There’s a disconnect in the design segment. Some designers say they follow app notes every time, but a growing number of designers approach app notes with a wary eye. Many of the leading voices in the design community have been advising designers not to rely on app notes without running the numbers first. We decided to ask PCB design instructors Rick Hartley and Dan Beeker to help us shine a light on this issue.
Andy Shaughnessy: A couple of years ago, while Rick was doing a class, somebody in the class stood up and said, “We’re required to follow the app notes.” Rick, you almost had a heart attack.
Rick Hartley: I start all my classes with a comment I heard Lee Ritchey make 27 or 28 years ago, that app notes produced by IC manufacturers should be assumed wrong until proven right. A few people questioned him and said, “They’re not all wrong.” Lee responded, “I didn’t say that. I’m telling you that enough of them are wrong that you should not assume they’re right; you should assume the other way and prove they’re right if you believe they are.”
When Lee made the statement, I giggled, and he asked, “Do you disagree with me?” I said, “No. I’ve believed that for some time, and I’m glad to see there are two of us.” And then we both laughed. Dan Beeker is the one who made me understand. I had always had heartburn with app notes, but I never thought about why until I attended one of his classes. Somebody asked Dan, “What’s wrong with them?” because he made a similar comment in the class that app notes aren’t always good advice. He said, “App engineers all understand circuit theory. They all have a circuit background and can talk about schematics all day long, and they’re right 99% of the time. What they don’t understand is PCB layout.” Would you like to comment on that, Dan?
Dan Beeker: Yes. These guys have the greatest intentions. But even if they’ve been involved with board layout, it’s for a test board or evaluation board. If they are going to sell it, the highest level of certification is at the commercial level. Typically, they are not involved at that point. A team does the CAD work, and that’s the way the board comes out. If anything, they start with an app note that somebody else had written in the past that’s sort of close to what they need. And this is not their primary job; this is the second, third, or tenth job on their list, but they get hammered if they don’t write app notes, so they take one that exists. They do their best to copy and edit it so that it matches the product or application that they’re working on, and then that goes out the door. There’s not a lot of detailed peer review because if you’ve been in those types of design reviews, everybody sits in a room, you don’t look at it until you get there, and then you all agree that it’s a good thing and go out the door.

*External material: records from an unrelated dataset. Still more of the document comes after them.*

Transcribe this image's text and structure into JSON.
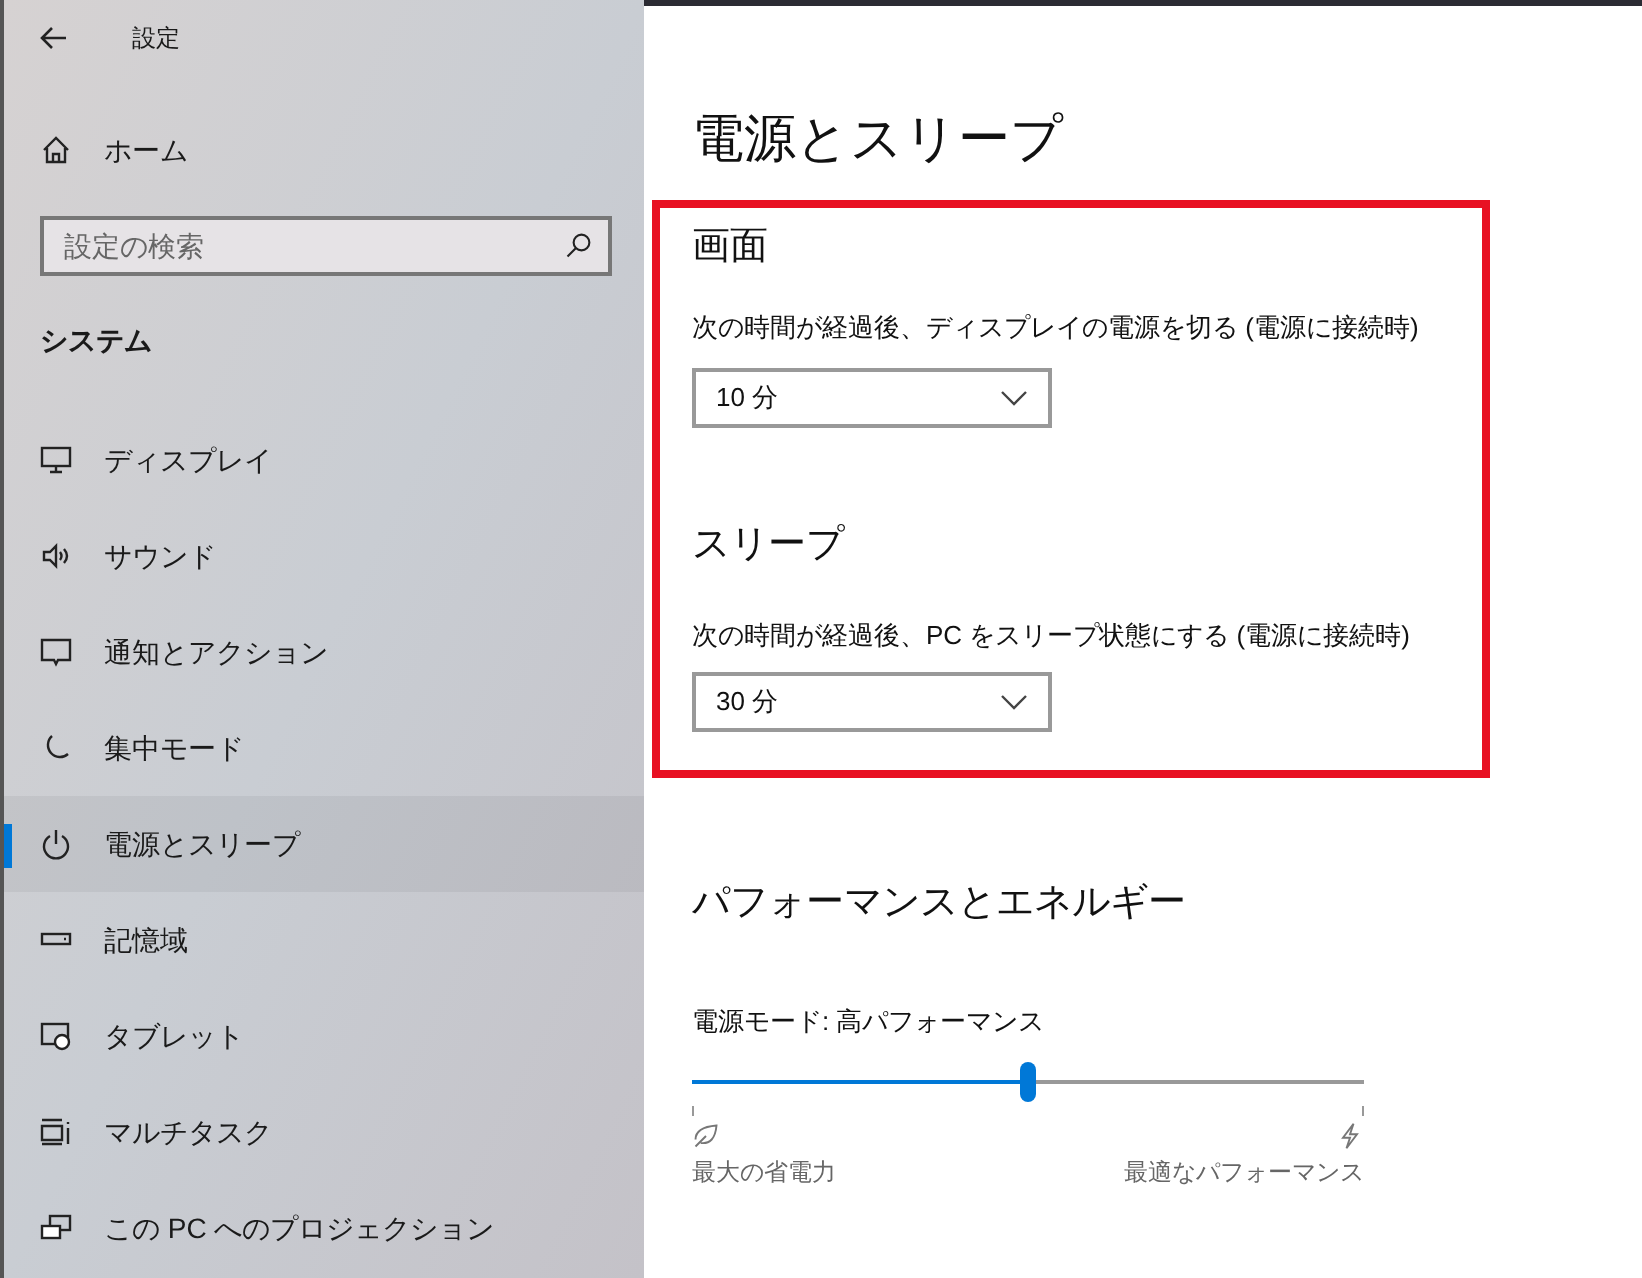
{
  "window": {
    "title": "設定"
  },
  "sidebar": {
    "home": "ホーム",
    "search": {
      "placeholder": "設定の検索"
    },
    "section": "システム",
    "items": [
      {
        "label": "ディスプレイ",
        "selected": false
      },
      {
        "label": "サウンド",
        "selected": false
      },
      {
        "label": "通知とアクション",
        "selected": false
      },
      {
        "label": "集中モード",
        "selected": false
      },
      {
        "label": "電源とスリープ",
        "selected": true
      },
      {
        "label": "記憶域",
        "selected": false
      },
      {
        "label": "タブレット",
        "selected": false
      },
      {
        "label": "マルチタスク",
        "selected": false
      },
      {
        "label": "この PC へのプロジェクション",
        "selected": false
      }
    ]
  },
  "page": {
    "title": "電源とスリープ",
    "screen": {
      "heading": "画面",
      "label": "次の時間が経過後、ディスプレイの電源を切る (電源に接続時)",
      "value": "10 分"
    },
    "sleep": {
      "heading": "スリープ",
      "label": "次の時間が経過後、PC をスリープ状態にする (電源に接続時)",
      "value": "30 分"
    },
    "performance": {
      "heading": "パフォーマンスとエネルギー",
      "mode_label": "電源モード: 高パフォーマンス",
      "level": 0.5,
      "min_label": "最大の省電力",
      "max_label": "最適なパフォーマンス"
    }
  }
}
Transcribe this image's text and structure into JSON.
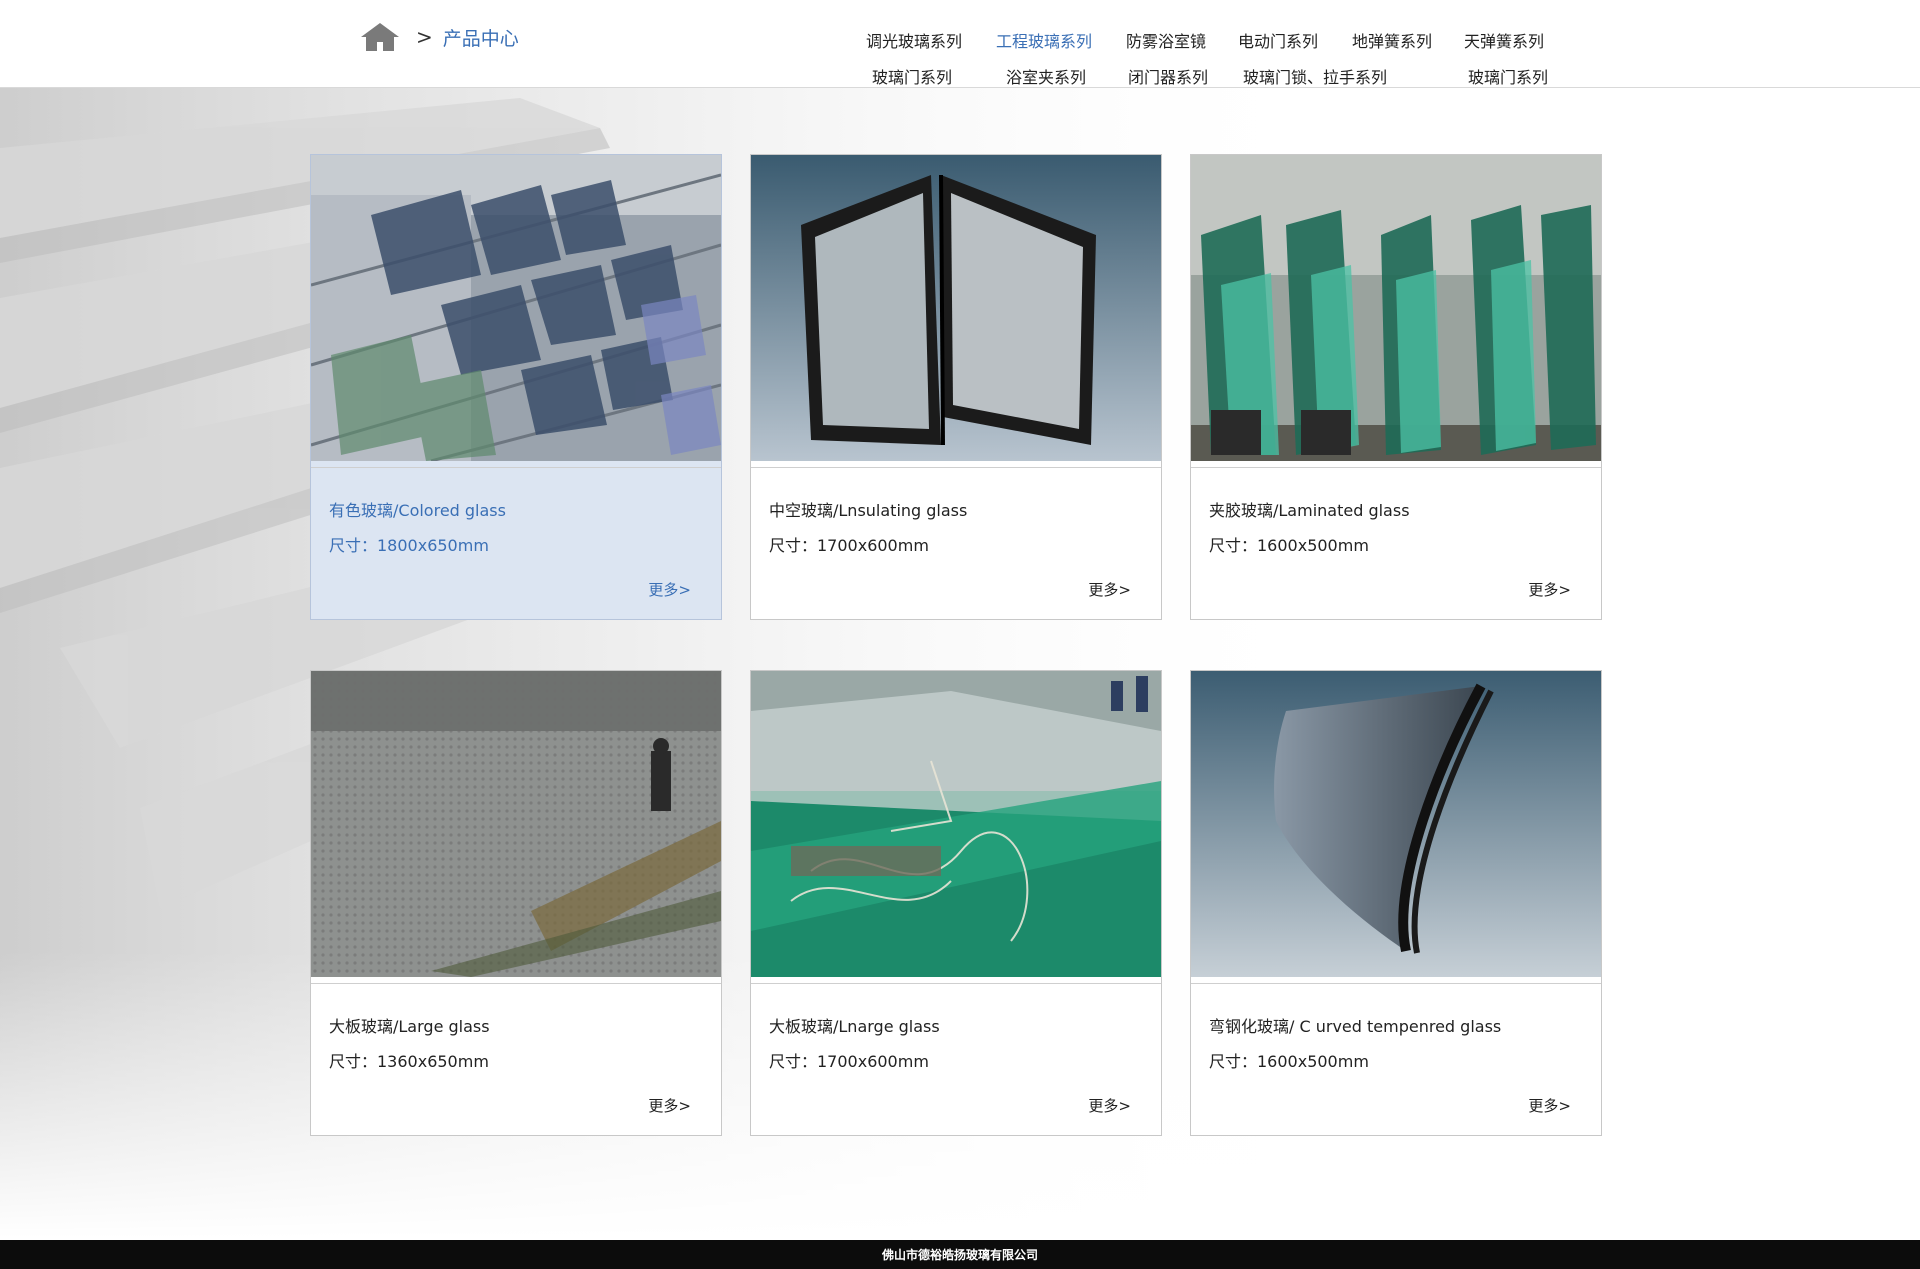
{
  "breadcrumb": {
    "home_icon": "home-icon",
    "separator": ">",
    "current": "产品中心"
  },
  "nav": {
    "active_index": 1,
    "items": [
      {
        "label": "调光玻璃系列"
      },
      {
        "label": "工程玻璃系列"
      },
      {
        "label": "防雾浴室镜"
      },
      {
        "label": "电动门系列"
      },
      {
        "label": "地弹簧系列"
      },
      {
        "label": "天弹簧系列"
      },
      {
        "label": "玻璃门系列"
      },
      {
        "label": "浴室夹系列"
      },
      {
        "label": "闭门器系列"
      },
      {
        "label": "玻璃门锁、拉手系列"
      },
      {
        "label": "玻璃门系列"
      }
    ]
  },
  "products": [
    {
      "name": "有色玻璃/Colored glass",
      "size": "尺寸：1800x650mm",
      "more": "更多>",
      "image": "colored-glass-photo"
    },
    {
      "name": "中空玻璃/Lnsulating glass",
      "size": "尺寸：1700x600mm",
      "more": "更多>",
      "image": "insulating-glass-photo"
    },
    {
      "name": "夹胶玻璃/Laminated glass",
      "size": "尺寸：1600x500mm",
      "more": "更多>",
      "image": "laminated-glass-photo"
    },
    {
      "name": "大板玻璃/Large glass",
      "size": "尺寸：1360x650mm",
      "more": "更多>",
      "image": "large-glass-photo"
    },
    {
      "name": "大板玻璃/Lnarge glass",
      "size": "尺寸：1700x600mm",
      "more": "更多>",
      "image": "large-glass-production-photo"
    },
    {
      "name": "弯钢化玻璃/ C urved tempenred glass",
      "size": "尺寸：1600x500mm",
      "more": "更多>",
      "image": "curved-glass-photo"
    }
  ],
  "footer": {
    "company": "佛山市德裕皓扬玻璃有限公司"
  },
  "colors": {
    "accent": "#3a6fb5",
    "highlight_card": "#dce5f2",
    "footer_bg": "#0c0c0c"
  }
}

The app note goes out.
To read this entire interview, which appeared in the June 2020 issue of Design007 Magazine, click here.